There is a scene in the 1990 film “Mountains of the Moon” in which a bug crawls into the ear of British explorer John Hanning Speke while he is asleep in his tent in Africa. Speke is jolted awake, he screams, he cries, he thrashes around his tent. He digs at his ear with his fingers, no luck. Then he pours hot wax directly into his ear to try to kill the little bugger, still no luck. Screaming in pain and horror all the while, Speke finally, desperately clutches for his compass and jams the compass needle into his ear.

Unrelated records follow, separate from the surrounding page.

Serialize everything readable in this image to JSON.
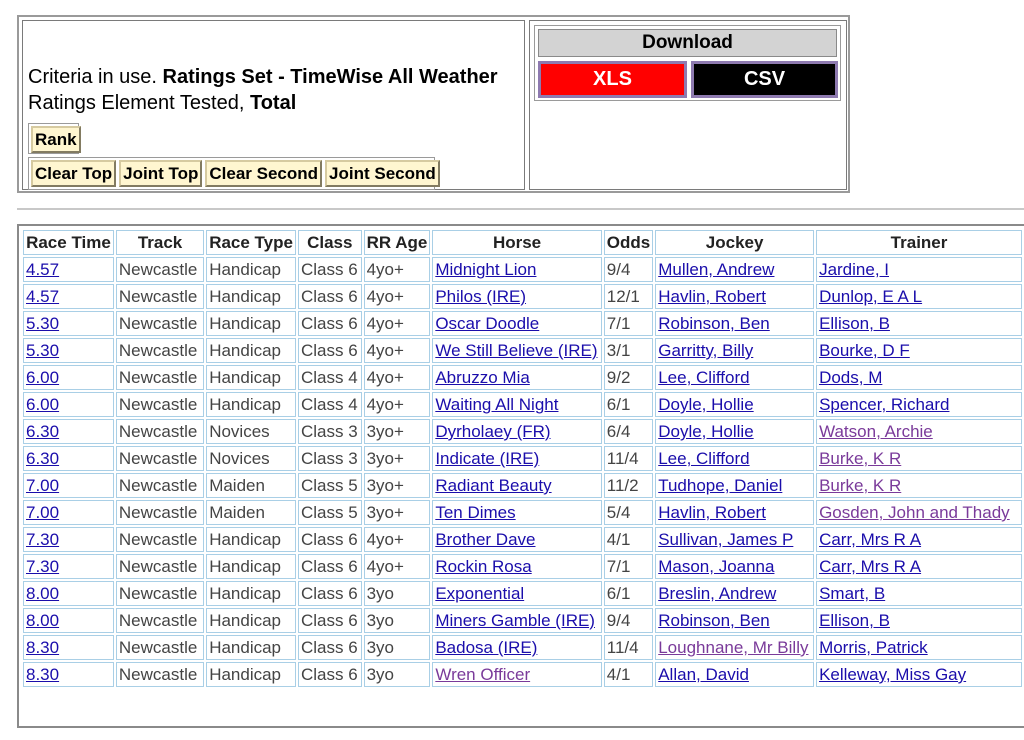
{
  "criteria": {
    "prefix": "Criteria in use.",
    "set": "Ratings Set - TimeWise All Weather",
    "element_prefix": "Ratings Element Tested,",
    "element": "Total"
  },
  "buttons": {
    "rank": "Rank",
    "clear_top": "Clear Top",
    "joint_top": "Joint Top",
    "clear_second": "Clear Second",
    "joint_second": "Joint Second"
  },
  "download": {
    "title": "Download",
    "xls": "XLS",
    "csv": "CSV",
    "xls_color": "#ff0000",
    "csv_color": "#000000"
  },
  "table": {
    "columns": [
      "Race Time",
      "Track",
      "Race Type",
      "Class",
      "RR Age",
      "Horse",
      "Odds",
      "Jockey",
      "Trainer"
    ],
    "rows": [
      {
        "time": "4.57",
        "track": "Newcastle",
        "type": "Handicap",
        "class": "Class 6",
        "age": "4yo+",
        "horse": "Midnight Lion",
        "odds": "9/4",
        "jockey": "Mullen, Andrew",
        "trainer": "Jardine, I"
      },
      {
        "time": "4.57",
        "track": "Newcastle",
        "type": "Handicap",
        "class": "Class 6",
        "age": "4yo+",
        "horse": "Philos (IRE)",
        "odds": "12/1",
        "jockey": "Havlin, Robert",
        "trainer": "Dunlop, E A L"
      },
      {
        "time": "5.30",
        "track": "Newcastle",
        "type": "Handicap",
        "class": "Class 6",
        "age": "4yo+",
        "horse": "Oscar Doodle",
        "odds": "7/1",
        "jockey": "Robinson, Ben",
        "trainer": "Ellison, B"
      },
      {
        "time": "5.30",
        "track": "Newcastle",
        "type": "Handicap",
        "class": "Class 6",
        "age": "4yo+",
        "horse": "We Still Believe (IRE)",
        "odds": "3/1",
        "jockey": "Garritty, Billy",
        "trainer": "Bourke, D F"
      },
      {
        "time": "6.00",
        "track": "Newcastle",
        "type": "Handicap",
        "class": "Class 4",
        "age": "4yo+",
        "horse": "Abruzzo Mia",
        "odds": "9/2",
        "jockey": "Lee, Clifford",
        "trainer": "Dods, M"
      },
      {
        "time": "6.00",
        "track": "Newcastle",
        "type": "Handicap",
        "class": "Class 4",
        "age": "4yo+",
        "horse": "Waiting All Night",
        "odds": "6/1",
        "jockey": "Doyle, Hollie",
        "trainer": "Spencer, Richard"
      },
      {
        "time": "6.30",
        "track": "Newcastle",
        "type": "Novices",
        "class": "Class 3",
        "age": "3yo+",
        "horse": "Dyrholaey (FR)",
        "odds": "6/4",
        "jockey": "Doyle, Hollie",
        "trainer": "Watson, Archie",
        "trainer_visited": true
      },
      {
        "time": "6.30",
        "track": "Newcastle",
        "type": "Novices",
        "class": "Class 3",
        "age": "3yo+",
        "horse": "Indicate (IRE)",
        "odds": "11/4",
        "jockey": "Lee, Clifford",
        "trainer": "Burke, K R",
        "trainer_visited": true
      },
      {
        "time": "7.00",
        "track": "Newcastle",
        "type": "Maiden",
        "class": "Class 5",
        "age": "3yo+",
        "horse": "Radiant Beauty",
        "odds": "11/2",
        "jockey": "Tudhope, Daniel",
        "trainer": "Burke, K R",
        "trainer_visited": true
      },
      {
        "time": "7.00",
        "track": "Newcastle",
        "type": "Maiden",
        "class": "Class 5",
        "age": "3yo+",
        "horse": "Ten Dimes",
        "odds": "5/4",
        "jockey": "Havlin, Robert",
        "trainer": "Gosden, John and Thady",
        "trainer_visited": true
      },
      {
        "time": "7.30",
        "track": "Newcastle",
        "type": "Handicap",
        "class": "Class 6",
        "age": "4yo+",
        "horse": "Brother Dave",
        "odds": "4/1",
        "jockey": "Sullivan, James P",
        "trainer": "Carr, Mrs R A"
      },
      {
        "time": "7.30",
        "track": "Newcastle",
        "type": "Handicap",
        "class": "Class 6",
        "age": "4yo+",
        "horse": "Rockin Rosa",
        "odds": "7/1",
        "jockey": "Mason, Joanna",
        "trainer": "Carr, Mrs R A"
      },
      {
        "time": "8.00",
        "track": "Newcastle",
        "type": "Handicap",
        "class": "Class 6",
        "age": "3yo",
        "horse": "Exponential",
        "odds": "6/1",
        "jockey": "Breslin, Andrew",
        "trainer": "Smart, B"
      },
      {
        "time": "8.00",
        "track": "Newcastle",
        "type": "Handicap",
        "class": "Class 6",
        "age": "3yo",
        "horse": "Miners Gamble (IRE)",
        "odds": "9/4",
        "jockey": "Robinson, Ben",
        "trainer": "Ellison, B"
      },
      {
        "time": "8.30",
        "track": "Newcastle",
        "type": "Handicap",
        "class": "Class 6",
        "age": "3yo",
        "horse": "Badosa (IRE)",
        "odds": "11/4",
        "jockey": "Loughnane, Mr Billy",
        "trainer": "Morris, Patrick",
        "jockey_visited": true
      },
      {
        "time": "8.30",
        "track": "Newcastle",
        "type": "Handicap",
        "class": "Class 6",
        "age": "3yo",
        "horse": "Wren Officer",
        "odds": "4/1",
        "jockey": "Allan, David",
        "trainer": "Kelleway, Miss Gay",
        "horse_visited": true
      }
    ]
  }
}
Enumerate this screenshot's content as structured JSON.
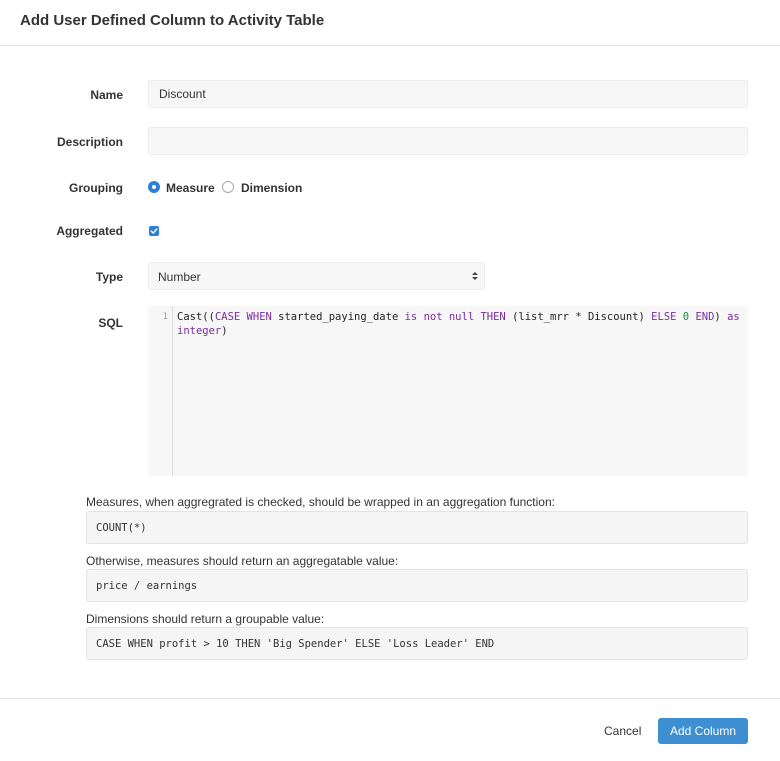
{
  "modal": {
    "title": "Add User Defined Column to Activity Table"
  },
  "form": {
    "name": {
      "label": "Name",
      "value": "Discount"
    },
    "description": {
      "label": "Description",
      "value": ""
    },
    "grouping": {
      "label": "Grouping",
      "options": [
        {
          "label": "Measure",
          "checked": true
        },
        {
          "label": "Dimension",
          "checked": false
        }
      ]
    },
    "aggregated": {
      "label": "Aggregated",
      "checked": true
    },
    "type": {
      "label": "Type",
      "value": "Number"
    },
    "sql": {
      "label": "SQL",
      "line_number": "1",
      "tokens": {
        "t1": "Cast((",
        "t2": "CASE WHEN",
        "t3": " started_paying_date ",
        "t4": "is not null THEN",
        "t5": " (list_mrr * Discount) ",
        "t6": "ELSE",
        "t7": " ",
        "t8": "0",
        "t9": " ",
        "t10": "END",
        "t11": ") ",
        "t12": "as integer",
        "t13": ")"
      }
    }
  },
  "hints": [
    {
      "label": "Measures, when aggregrated is checked, should be wrapped in an aggregation function:",
      "code": "COUNT(*)"
    },
    {
      "label": "Otherwise, measures should return an aggregatable value:",
      "code": "price / earnings"
    },
    {
      "label": "Dimensions should return a groupable value:",
      "code": "CASE WHEN profit > 10 THEN 'Big Spender' ELSE 'Loss Leader' END"
    }
  ],
  "footer": {
    "cancel_label": "Cancel",
    "submit_label": "Add Column"
  },
  "colors": {
    "primary": "#3d8fd1",
    "keyword": "#7a2c9e",
    "number": "#1d8b3e"
  },
  "icons": {
    "select_arrow": "select-arrows-icon",
    "checkbox_check": "checkmark-icon"
  }
}
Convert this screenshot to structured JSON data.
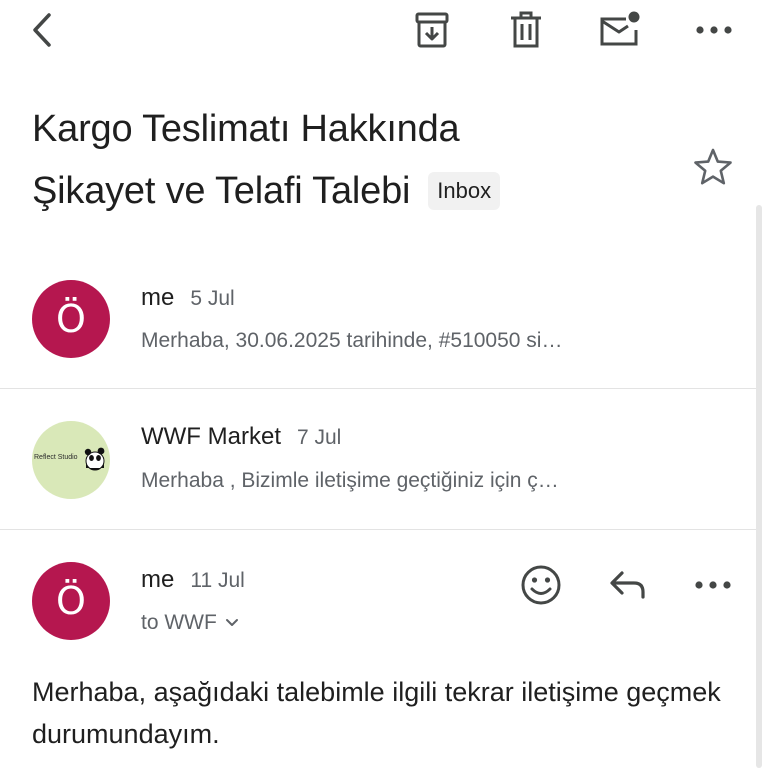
{
  "toolbar": {
    "back_icon": "arrow-back-icon",
    "archive_icon": "archive-icon",
    "delete_icon": "trash-icon",
    "unread_icon": "mark-unread-icon",
    "more_icon": "more-horizontal-icon"
  },
  "email": {
    "subject_line1": "Kargo Teslimatı Hakkında",
    "subject_line2": "Şikayet ve Telafi Talebi",
    "label": "Inbox",
    "star_icon": "star-outline-icon"
  },
  "thread": [
    {
      "avatar_letter": "Ö",
      "avatar_color": "#b5174f",
      "sender": "me",
      "date": "5 Jul",
      "snippet": "Merhaba, 30.06.2025 tarihinde, #510050 si…"
    },
    {
      "avatar_logo_text": "Reflect Studio",
      "avatar_color": "#d9e8b8",
      "sender": "WWF Market",
      "date": "7 Jul",
      "snippet": "Merhaba , Bizimle iletişime geçtiğiniz için ç…"
    }
  ],
  "open_message": {
    "avatar_letter": "Ö",
    "avatar_color": "#b5174f",
    "sender": "me",
    "date": "11 Jul",
    "to": "to WWF",
    "emoji_icon": "add-reaction-icon",
    "reply_icon": "reply-icon",
    "more_icon": "more-horizontal-icon",
    "body": "Merhaba, aşağıdaki talebimle ilgili tekrar iletişime geçmek durumundayım."
  }
}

The scene ends with a blood-curdling scream over a desert landscape.

The above scene is the best way I can describe the experience of last night’s WHITEHOUSE show at DC9. Openers Wolf Eyes and Pig Destroyer, while full-force noise reckoners in their own right, sounded like the Spice Girls when compared to the noise wrought by the two-man WHITEHOUSE crew. Their set was fantastic and everything I had hoped for.

Comparing WHITEHOUSE’s noise assault to that horrific Speke scene captures the demolishing power of their ultra-heavy beats and spiteful Dalek-voiced ranting – but it also works in that it draws a connection between Speke, the Nile-source explorer, and what I find most interesting about noise music, the exploration of sound. Watching a truly great noise act explore the full potential of sound within a given venue is miraculous. Like Speke and his partner Burton, WHITEHOUSE are a pair of explorers, only their territory is that mysterious sonic continent that audiences rarely get to visit. And for one night, last night, we all got the chance to fight, love, and die knee-deep in the sand of that far away of shore.

Comments are closed.

Terms of use | Privacy Policy | Content: Creative Commons | Site and Design © 2009 | Metroblogging ® and Metblogs ® are registered trademarks of Bode Media, Inc.